There is a wide range of protein rich foods suitable for meat eaters and also vegetarians. For meat eaters, chicken, turkey, fish are excellent, low fat choices. However, red meat is also a rich source and although it does contain a higher proportion of fat than its paler counterparts it also delivers high levels of zinc and iron, both essential for good health. Other meats such as pork and lamb are also generally higher in fat than poultry and fish but if lean cuts are selected, then these are also excellent protein options. Also supplements such as milk and egg protein powder are great when you are on the run.

It is important to remember that not all of the daily protein requirement should be derived from animal sources. There is a vast array of protein rich options suitable for non-meat eaters including beans, nuts, eggs, tofu and dairy products like low-fat and non-fat cheese, milk and yogurt. However vegans, who do not eat any animal products like eggs or dairy products, face a challenge in ensuring that all of the essential amino acids are included within their diet.

There are 20 amino acids and of these, nine are classed as “essential” which means they can only be obtained from food. The remaining 11 “non-essential” amino acids can be produced by the body from other compounds. Foods that contain all of the essential amino acids are known as “complete” proteins and these are almost exclusively from animal sources including meat, dairy products and eggs.
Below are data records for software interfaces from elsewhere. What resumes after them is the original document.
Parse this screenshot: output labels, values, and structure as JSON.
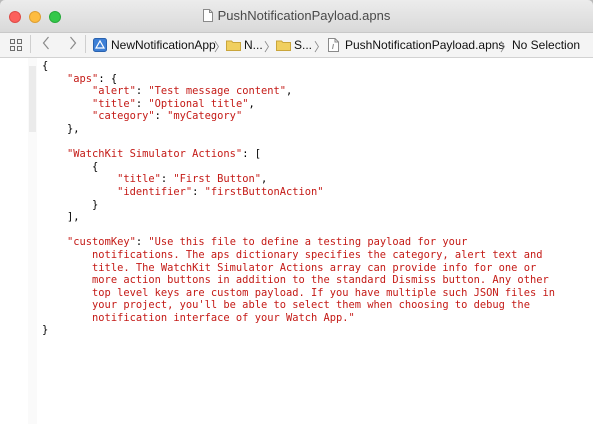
{
  "window": {
    "title": "PushNotificationPayload.apns"
  },
  "jumpbar": {
    "project": "NewNotificationApp",
    "folder1": "N...",
    "folder2": "S...",
    "file": "PushNotificationPayload.apns",
    "selection": "No Selection"
  },
  "code_lines": [
    [
      {
        "t": "{",
        "c": "p"
      }
    ],
    [
      {
        "t": "    ",
        "c": "p"
      },
      {
        "t": "\"aps\"",
        "c": "s"
      },
      {
        "t": ": {",
        "c": "p"
      }
    ],
    [
      {
        "t": "        ",
        "c": "p"
      },
      {
        "t": "\"alert\"",
        "c": "s"
      },
      {
        "t": ": ",
        "c": "p"
      },
      {
        "t": "\"Test message content\"",
        "c": "s"
      },
      {
        "t": ",",
        "c": "p"
      }
    ],
    [
      {
        "t": "        ",
        "c": "p"
      },
      {
        "t": "\"title\"",
        "c": "s"
      },
      {
        "t": ": ",
        "c": "p"
      },
      {
        "t": "\"Optional title\"",
        "c": "s"
      },
      {
        "t": ",",
        "c": "p"
      }
    ],
    [
      {
        "t": "        ",
        "c": "p"
      },
      {
        "t": "\"category\"",
        "c": "s"
      },
      {
        "t": ": ",
        "c": "p"
      },
      {
        "t": "\"myCategory\"",
        "c": "s"
      }
    ],
    [
      {
        "t": "    },",
        "c": "p"
      }
    ],
    [
      {
        "t": "",
        "c": "p"
      }
    ],
    [
      {
        "t": "    ",
        "c": "p"
      },
      {
        "t": "\"WatchKit Simulator Actions\"",
        "c": "s"
      },
      {
        "t": ": [",
        "c": "p"
      }
    ],
    [
      {
        "t": "        {",
        "c": "p"
      }
    ],
    [
      {
        "t": "            ",
        "c": "p"
      },
      {
        "t": "\"title\"",
        "c": "s"
      },
      {
        "t": ": ",
        "c": "p"
      },
      {
        "t": "\"First Button\"",
        "c": "s"
      },
      {
        "t": ",",
        "c": "p"
      }
    ],
    [
      {
        "t": "            ",
        "c": "p"
      },
      {
        "t": "\"identifier\"",
        "c": "s"
      },
      {
        "t": ": ",
        "c": "p"
      },
      {
        "t": "\"firstButtonAction\"",
        "c": "s"
      }
    ],
    [
      {
        "t": "        }",
        "c": "p"
      }
    ],
    [
      {
        "t": "    ],",
        "c": "p"
      }
    ],
    [
      {
        "t": "",
        "c": "p"
      }
    ],
    [
      {
        "t": "    ",
        "c": "p"
      },
      {
        "t": "\"customKey\"",
        "c": "s"
      },
      {
        "t": ": ",
        "c": "p"
      },
      {
        "t": "\"Use this file to define a testing payload for your",
        "c": "s"
      }
    ],
    [
      {
        "t": "        notifications. The aps dictionary specifies the category, alert text and",
        "c": "s"
      }
    ],
    [
      {
        "t": "        title. The WatchKit Simulator Actions array can provide info for one or",
        "c": "s"
      }
    ],
    [
      {
        "t": "        more action buttons in addition to the standard Dismiss button. Any other",
        "c": "s"
      }
    ],
    [
      {
        "t": "        top level keys are custom payload. If you have multiple such JSON files in",
        "c": "s"
      }
    ],
    [
      {
        "t": "        your project, you'll be able to select them when choosing to debug the",
        "c": "s"
      }
    ],
    [
      {
        "t": "        notification interface of your Watch App.\"",
        "c": "s"
      }
    ],
    [
      {
        "t": "}",
        "c": "p"
      }
    ]
  ]
}
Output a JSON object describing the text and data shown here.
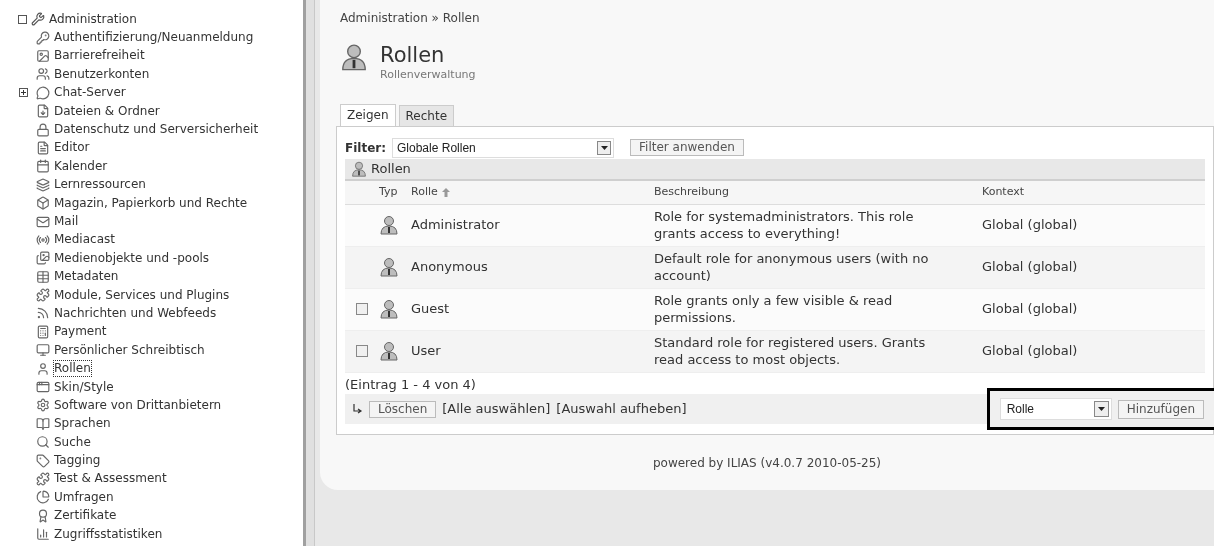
{
  "sidebar": {
    "tree": {
      "label": "Administration",
      "expanded": true,
      "children": [
        {
          "label": "Authentifizierung/Neuanmeldung",
          "selected": false
        },
        {
          "label": "Barrierefreiheit",
          "selected": false
        },
        {
          "label": "Benutzerkonten",
          "selected": false
        },
        {
          "label": "Chat-Server",
          "selected": false,
          "expanded": false
        },
        {
          "label": "Dateien & Ordner",
          "selected": false
        },
        {
          "label": "Datenschutz und Serversicherheit",
          "selected": false
        },
        {
          "label": "Editor",
          "selected": false
        },
        {
          "label": "Kalender",
          "selected": false
        },
        {
          "label": "Lernressourcen",
          "selected": false
        },
        {
          "label": "Magazin, Papierkorb und Rechte",
          "selected": false
        },
        {
          "label": "Mail",
          "selected": false
        },
        {
          "label": "Mediacast",
          "selected": false
        },
        {
          "label": "Medienobjekte und -pools",
          "selected": false
        },
        {
          "label": "Metadaten",
          "selected": false
        },
        {
          "label": "Module, Services und Plugins",
          "selected": false
        },
        {
          "label": "Nachrichten und Webfeeds",
          "selected": false
        },
        {
          "label": "Payment",
          "selected": false
        },
        {
          "label": "Persönlicher Schreibtisch",
          "selected": false
        },
        {
          "label": "Rollen",
          "selected": true
        },
        {
          "label": "Skin/Style",
          "selected": false
        },
        {
          "label": "Software von Drittanbietern",
          "selected": false
        },
        {
          "label": "Sprachen",
          "selected": false
        },
        {
          "label": "Suche",
          "selected": false
        },
        {
          "label": "Tagging",
          "selected": false
        },
        {
          "label": "Test & Assessment",
          "selected": false
        },
        {
          "label": "Umfragen",
          "selected": false
        },
        {
          "label": "Zertifikate",
          "selected": false
        },
        {
          "label": "Zugriffsstatistiken",
          "selected": false
        }
      ]
    }
  },
  "breadcrumb": "Administration » Rollen",
  "header": {
    "title": "Rollen",
    "subtitle": "Rollenverwaltung"
  },
  "tabs": [
    {
      "label": "Zeigen",
      "selected": true
    },
    {
      "label": "Rechte",
      "selected": false
    }
  ],
  "filter": {
    "label": "Filter:",
    "value": "Globale Rollen",
    "button": "Filter anwenden"
  },
  "table": {
    "title": "Rollen",
    "columns": [
      "Typ",
      "Rolle",
      "Beschreibung",
      "Kontext"
    ],
    "rows": [
      {
        "role": "Administrator",
        "description": "Role for systemadministrators. This role grants access to everything!",
        "context": "Global (global)"
      },
      {
        "role": "Anonymous",
        "description": "Default role for anonymous users (with no account)",
        "context": "Global (global)"
      },
      {
        "checked": false,
        "role": "Guest",
        "description": "Role grants only a few visible & read permissions.",
        "context": "Global (global)"
      },
      {
        "checked": false,
        "role": "User",
        "description": "Standard role for registered users. Grants read access to most objects.",
        "context": "Global (global)"
      }
    ],
    "count": "(Eintrag 1 - 4 von 4)",
    "delete_button": "Löschen",
    "links": [
      "[Alle auswählen]",
      "[Auswahl aufheben]"
    ],
    "add_select": "Rolle",
    "add_button": "Hinzufügen"
  },
  "footer": "powered by ILIAS (v4.0.7 2010-05-25)"
}
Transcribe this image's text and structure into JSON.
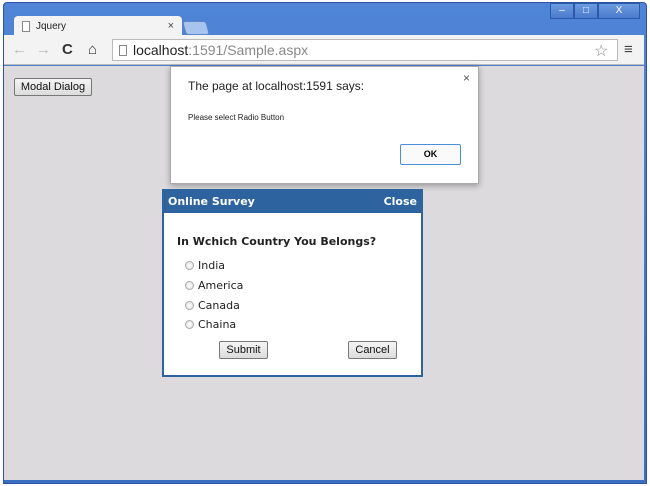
{
  "browser": {
    "tab_title": "Jquery",
    "tab_close": "×",
    "url_host": "localhost",
    "url_path": ":1591/Sample.aspx",
    "minimize": "–",
    "maximize": "□",
    "close": "X"
  },
  "page": {
    "modal_button": "Modal Dialog"
  },
  "alert": {
    "title": "The page at localhost:1591 says:",
    "message": "Please select Radio Button",
    "ok": "OK",
    "close": "×"
  },
  "survey": {
    "title": "Online Survey",
    "close": "Close",
    "question": "In Wchich Country You Belongs?",
    "options": [
      "India",
      "America",
      "Canada",
      "Chaina"
    ],
    "submit": "Submit",
    "cancel": "Cancel"
  }
}
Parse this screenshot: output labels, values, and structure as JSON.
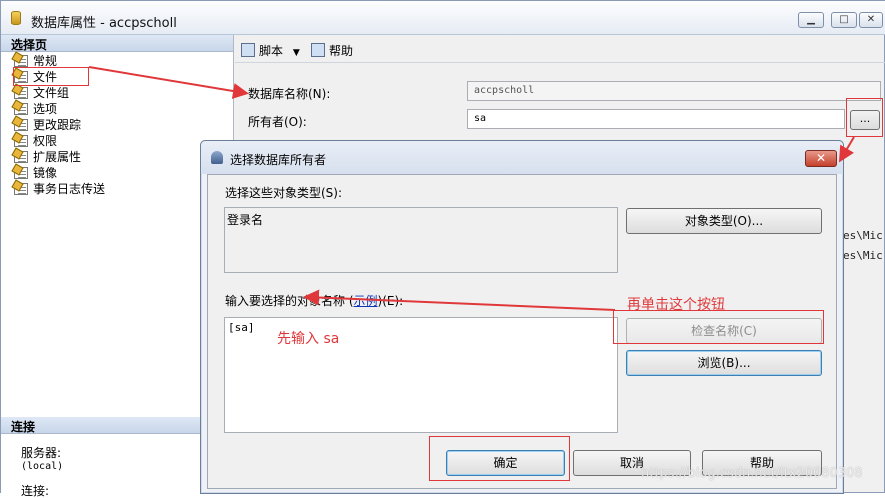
{
  "window": {
    "title": "数据库属性 - accpscholl",
    "minimize": "▭",
    "maximize": "□",
    "close": "X"
  },
  "left_pane": {
    "header": "选择页",
    "items": [
      {
        "label": "常规"
      },
      {
        "label": "文件"
      },
      {
        "label": "文件组"
      },
      {
        "label": "选项"
      },
      {
        "label": "更改跟踪"
      },
      {
        "label": "权限"
      },
      {
        "label": "扩展属性"
      },
      {
        "label": "镜像"
      },
      {
        "label": "事务日志传送"
      }
    ],
    "connection_header": "连接",
    "server_label": "服务器:",
    "server_value": "(local)",
    "connection_label": "连接:"
  },
  "toolbar": {
    "script_label": "脚本",
    "help_label": "帮助"
  },
  "general": {
    "db_name_label": "数据库名称(N):",
    "db_name_value": "accpscholl",
    "owner_label": "所有者(O):",
    "owner_value": "sa",
    "browse_label": "...",
    "path_fragment_1": "es\\Mic:",
    "path_fragment_2": "es\\Mic:"
  },
  "dialog": {
    "title": "选择数据库所有者",
    "close_label": "X",
    "object_types_label": "选择这些对象类型(S):",
    "object_types_value": "登录名",
    "object_types_button": "对象类型(O)...",
    "enter_names_label_pre": "输入要选择的对象名称 (",
    "enter_names_link": "示例",
    "enter_names_label_post": ")(E):",
    "names_value": "[sa]",
    "check_names_button": "检查名称(C)",
    "browse_button": "浏览(B)...",
    "ok_button": "确定",
    "cancel_button": "取消",
    "help_button": "帮助"
  },
  "annotations": {
    "enter_sa": "先输入 sa",
    "click_button": "再单击这个按钮"
  },
  "watermark": "https://blog.csdn.net/ltx20080308",
  "colors": {
    "annotation_red": "#e0383a",
    "link_blue": "#0b36b8",
    "header_bg": "#c8d6ea"
  }
}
Soyabeans are the main exception to this rule and offer one of the few complete protein sources to those following a vegan diet. To ensure an adequate supply of amino acids, vegans are advised to eat a slightly higher amount of protein (approximately 10% more) each day than non-vegans and to include a wide variety of beans and grains in their diet.

The dangers of a high protein diet

It is clear that protein plays a vital role in building and maintaining muscle. Many well publicized diets advocate a high protein regimen for effective weight loss and many, including high profile celebrities, have testified that they do really work. So it appears logical to assume that eating a larger amount of protein than the recommended amount could boost muscle development and assist with faster weight loss.

But surprisingly this is not the case.

High protein diets are in fact detrimental to the body for a number of reasons. Firstly, they are usually very low in roughage which slows down digestive transit and causes constipation which contributes to a feeling of general sluggishness. A second problem is that the high protein diet often comprises a high proportion of meat and dairy products which are loaded with saturated fats and cholesterol, both of which have serious implications for overall health and cardiac health in particular. Thirdly, when excess protein is present in the system, it is broken down by the body with some being converted into urea which is then excreted in the urine. A large amount of nitrogen is created by this metabolic process which is passed through the kidneys, causing stress to these organs and can lead to long term health problems.

Furthermore, any remaining protein will be converted into glucose and if the body does not need the glucose immediately it will be stored as body fat. Finally, the presence of high protein levels causes calcium depletion and this can be problematic in later life, with women in particular being vulnerable to brittle bones (osteoporosis).

So given these adverse effects, there is clearly no benefit in eating more protein than the body needs. Following the daily guidelines for your bodyweight, sex, age and level of activity will ensure that you get the optimal amount for your personal requirements to build and maintain muscle strength.